Jonathon Malone - Amazon Customer Review
In “A Good Look at Evil”, Abigail Rosenthal has provided an erudite, elegant, articulate, sometimes humorous, and highly readable work. Rather than letting us view the current horrors of our time with helpless anger, this book gives us an opportunity to analyze the ways in which evil enters our individual lives. It defines evil as the spoiling of one’s own or another’s life story, and explores the qualities which cause people to become evil, be seduced or seduce others into evil, or transgress their own moral principles. This book helps us engage with our own experiences, make sense out of unsavory characters with whom we have come in contact, and see the universality of such types. It then expands into the story of the spoiling of an entire culture’s story, either through rapacious exploitation of a native culture or through genocide itself, culminating in the Holocaust. Finally, Dr. Rosenthal brings the individual and geopolitical manifestations of evil together via a thorough discussion of the motivations and behavior of the philosopher Hannah Arendt vis-a-vis the Holocaust. She takes eloquent issue with “The Banality of Evil”, and shows Ms. Arendt as a conscious betrayer of her people. An intriguing and provocative read.
Amazon Customer Review
By the way.
I've just finished a memoir. I call it...
Unhidden Depths: Confessions of a Young Philosopher
Here's what it's about:

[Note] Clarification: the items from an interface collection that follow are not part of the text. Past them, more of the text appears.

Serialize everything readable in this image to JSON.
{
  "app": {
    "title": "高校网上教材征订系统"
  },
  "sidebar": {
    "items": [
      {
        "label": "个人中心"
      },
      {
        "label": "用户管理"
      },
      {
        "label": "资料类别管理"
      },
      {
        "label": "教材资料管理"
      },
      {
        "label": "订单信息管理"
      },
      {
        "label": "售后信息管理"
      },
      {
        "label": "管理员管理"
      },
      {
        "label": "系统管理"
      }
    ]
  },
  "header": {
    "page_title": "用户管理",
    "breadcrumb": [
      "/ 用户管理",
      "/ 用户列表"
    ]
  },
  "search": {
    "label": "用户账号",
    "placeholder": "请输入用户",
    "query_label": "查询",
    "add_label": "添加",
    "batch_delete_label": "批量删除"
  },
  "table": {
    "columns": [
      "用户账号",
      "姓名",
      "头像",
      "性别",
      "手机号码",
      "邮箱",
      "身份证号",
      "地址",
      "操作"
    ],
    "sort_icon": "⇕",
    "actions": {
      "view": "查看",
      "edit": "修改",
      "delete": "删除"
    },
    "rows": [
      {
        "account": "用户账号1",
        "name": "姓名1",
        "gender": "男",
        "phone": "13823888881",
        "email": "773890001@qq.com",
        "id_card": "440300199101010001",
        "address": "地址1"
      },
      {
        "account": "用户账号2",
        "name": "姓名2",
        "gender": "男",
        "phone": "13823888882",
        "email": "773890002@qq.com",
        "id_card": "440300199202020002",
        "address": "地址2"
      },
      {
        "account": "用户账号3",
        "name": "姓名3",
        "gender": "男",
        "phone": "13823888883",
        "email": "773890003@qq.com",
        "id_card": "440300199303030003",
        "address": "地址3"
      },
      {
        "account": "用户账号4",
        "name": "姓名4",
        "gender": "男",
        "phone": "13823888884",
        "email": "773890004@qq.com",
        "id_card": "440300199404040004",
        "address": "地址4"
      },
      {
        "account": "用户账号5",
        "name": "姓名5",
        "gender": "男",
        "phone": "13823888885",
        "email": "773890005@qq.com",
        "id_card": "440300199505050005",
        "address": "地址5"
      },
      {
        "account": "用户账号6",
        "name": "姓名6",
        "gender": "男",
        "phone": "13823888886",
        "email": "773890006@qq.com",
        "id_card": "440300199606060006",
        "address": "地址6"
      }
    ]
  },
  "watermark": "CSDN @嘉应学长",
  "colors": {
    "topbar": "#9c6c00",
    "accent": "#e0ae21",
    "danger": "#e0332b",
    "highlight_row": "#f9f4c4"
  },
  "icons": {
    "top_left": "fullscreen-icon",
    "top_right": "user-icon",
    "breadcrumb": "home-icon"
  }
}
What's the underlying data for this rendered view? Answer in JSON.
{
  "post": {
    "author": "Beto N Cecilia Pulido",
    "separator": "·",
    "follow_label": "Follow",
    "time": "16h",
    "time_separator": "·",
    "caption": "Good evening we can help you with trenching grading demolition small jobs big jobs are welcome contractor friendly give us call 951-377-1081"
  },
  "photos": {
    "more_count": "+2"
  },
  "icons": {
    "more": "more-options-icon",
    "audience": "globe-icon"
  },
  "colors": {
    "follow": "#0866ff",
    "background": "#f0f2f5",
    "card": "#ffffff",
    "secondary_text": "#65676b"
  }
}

Confessions offers an original take on a spectrum of issues that no contemporary thinking person can easily escape: the asymmetrical relations of men and women; love, sex, and seduction; Marxism, existentialism, utopianism, and anti-humanism; relations between the races, identity politics, anti-semitism- ideas and issues lived through in one woman's exhaustively "examined life."
For me, the passionate history of a feminine life had to be thought through philosophically. I was at the point where the thesis and the antithesis negated each other. On paper, a student of Hegel could have worked out the dialectical synthesis. But I wasn’t living on paper.
Interested in reading a preview of the book?
Charmed, I'm Sure.
I'd be happy to hear from you.